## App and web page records
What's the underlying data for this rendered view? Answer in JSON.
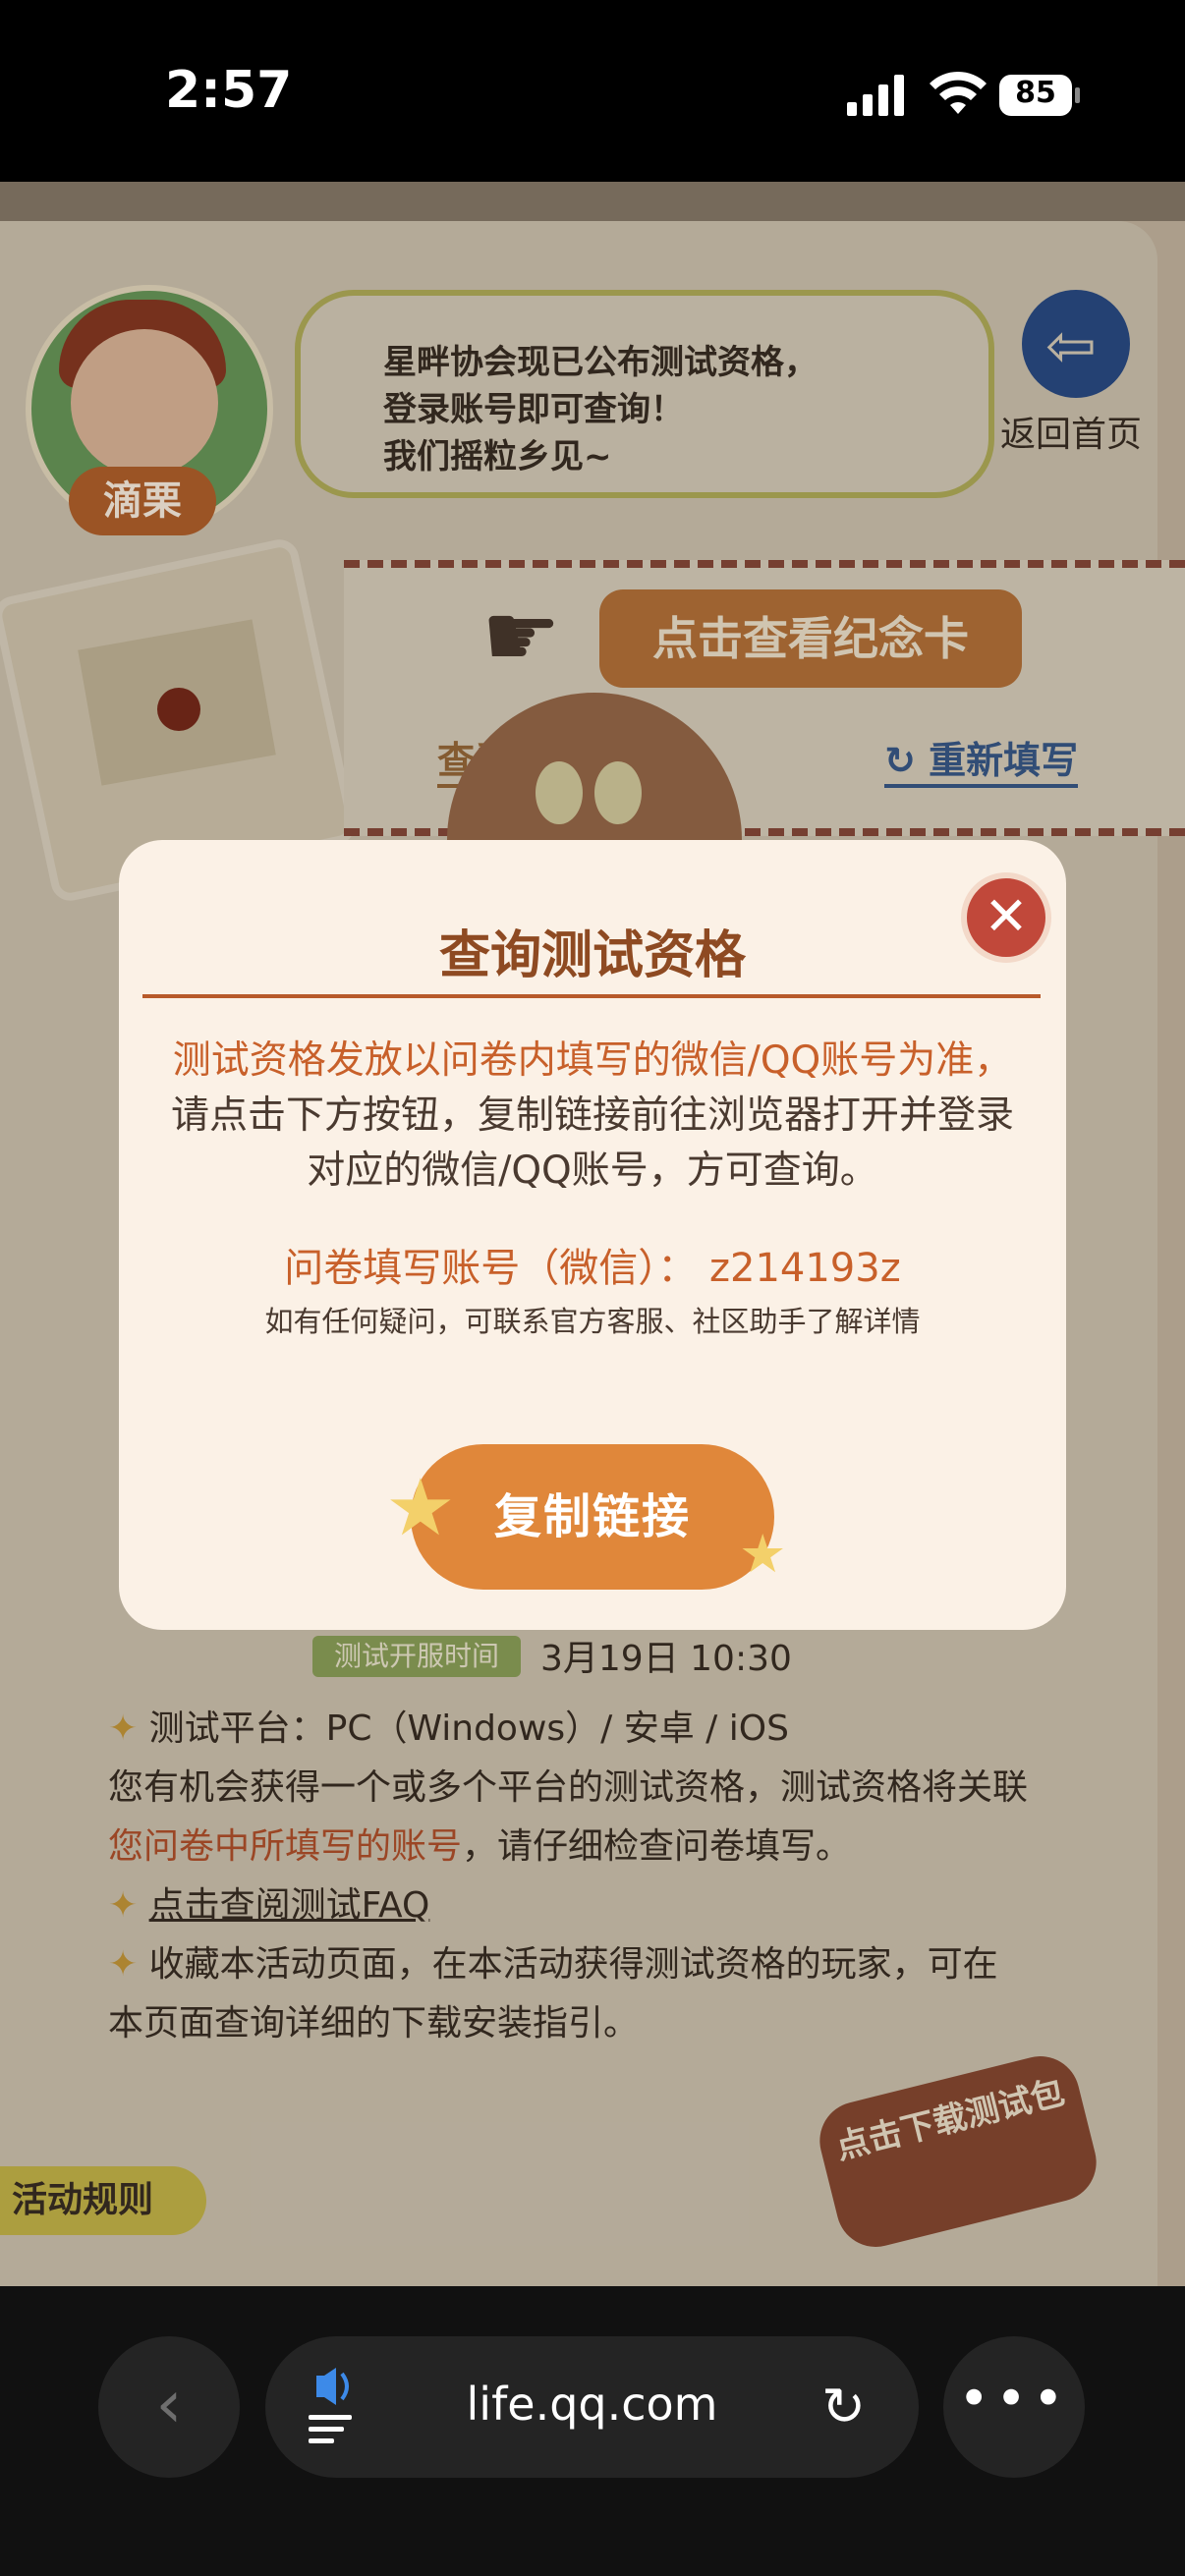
{
  "status_bar": {
    "time": "2:57",
    "battery": "85"
  },
  "page": {
    "character_name": "滴栗",
    "bubble_lines": [
      "星畔协会现已公布测试资格，",
      "登录账号即可查询！",
      "我们摇粒乡见~"
    ],
    "home_label": "返回首页",
    "memorial_button": "点击查看纪念卡",
    "link_view": "查看填写记录",
    "link_refill": "重新填写",
    "test_time_badge": "测试开服时间",
    "test_time_value": "3月19日  10:30",
    "rules": {
      "platform": "测试平台：PC（Windows）/ 安卓 / iOS",
      "chance_pre": "您有机会获得一个或多个平台的测试资格，测试资格将关联",
      "chance_highlight": "您问卷中所填写的账号",
      "chance_post": "，请仔细检查问卷填写。",
      "faq_link": "点击查阅测试FAQ",
      "bookmark": "收藏本活动页面，在本活动获得测试资格的玩家，可在本页面查询详细的下载安装指引。"
    },
    "activity_rules_tag": "活动规则",
    "download_badge": "点击下载测试包"
  },
  "modal": {
    "title": "查询测试资格",
    "body_accent": "测试资格发放以问卷内填写的微信/QQ账号为准，",
    "body_rest": "请点击下方按钮，复制链接前往浏览器打开并登录对应的微信/QQ账号，方可查询。",
    "account_line": "问卷填写账号（微信）：  z214193z",
    "hint": "如有任何疑问，可联系官方客服、社区助手了解详情",
    "copy_button": "复制链接",
    "close_symbol": "✕"
  },
  "browser": {
    "url": "life.qq.com"
  },
  "icons": {
    "back": "chevron-left-icon",
    "reload": "reload-icon",
    "more": "more-icon",
    "speaker": "speaker-icon",
    "home": "home-arrow-icon"
  },
  "colors": {
    "accent": "#c8602a",
    "modal_bg": "#fbf1e6",
    "close": "#c1483a",
    "button": "#e0873a"
  }
}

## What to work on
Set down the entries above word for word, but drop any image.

## Output below
What's the underlying data for this rendered view? Answer in JSON.
{
  "status_bar": {
    "time": "2:57",
    "battery": "85"
  },
  "page": {
    "character_name": "滴栗",
    "bubble_lines": [
      "星畔协会现已公布测试资格，",
      "登录账号即可查询！",
      "我们摇粒乡见~"
    ],
    "home_label": "返回首页",
    "memorial_button": "点击查看纪念卡",
    "link_view": "查看填写记录",
    "link_refill": "重新填写",
    "test_time_badge": "测试开服时间",
    "test_time_value": "3月19日  10:30",
    "rules": {
      "platform": "测试平台：PC（Windows）/ 安卓 / iOS",
      "chance_pre": "您有机会获得一个或多个平台的测试资格，测试资格将关联",
      "chance_highlight": "您问卷中所填写的账号",
      "chance_post": "，请仔细检查问卷填写。",
      "faq_link": "点击查阅测试FAQ",
      "bookmark": "收藏本活动页面，在本活动获得测试资格的玩家，可在本页面查询详细的下载安装指引。"
    },
    "activity_rules_tag": "活动规则",
    "download_badge": "点击下载测试包"
  },
  "modal": {
    "title": "查询测试资格",
    "body_accent": "测试资格发放以问卷内填写的微信/QQ账号为准，",
    "body_rest": "请点击下方按钮，复制链接前往浏览器打开并登录对应的微信/QQ账号，方可查询。",
    "account_line": "问卷填写账号（微信）：  z214193z",
    "hint": "如有任何疑问，可联系官方客服、社区助手了解详情",
    "copy_button": "复制链接",
    "close_symbol": "✕"
  },
  "browser": {
    "url": "life.qq.com"
  },
  "icons": {
    "back": "chevron-left-icon",
    "reload": "reload-icon",
    "more": "more-icon",
    "speaker": "speaker-icon",
    "home": "home-arrow-icon"
  },
  "colors": {
    "accent": "#c8602a",
    "modal_bg": "#fbf1e6",
    "close": "#c1483a",
    "button": "#e0873a"
  }
}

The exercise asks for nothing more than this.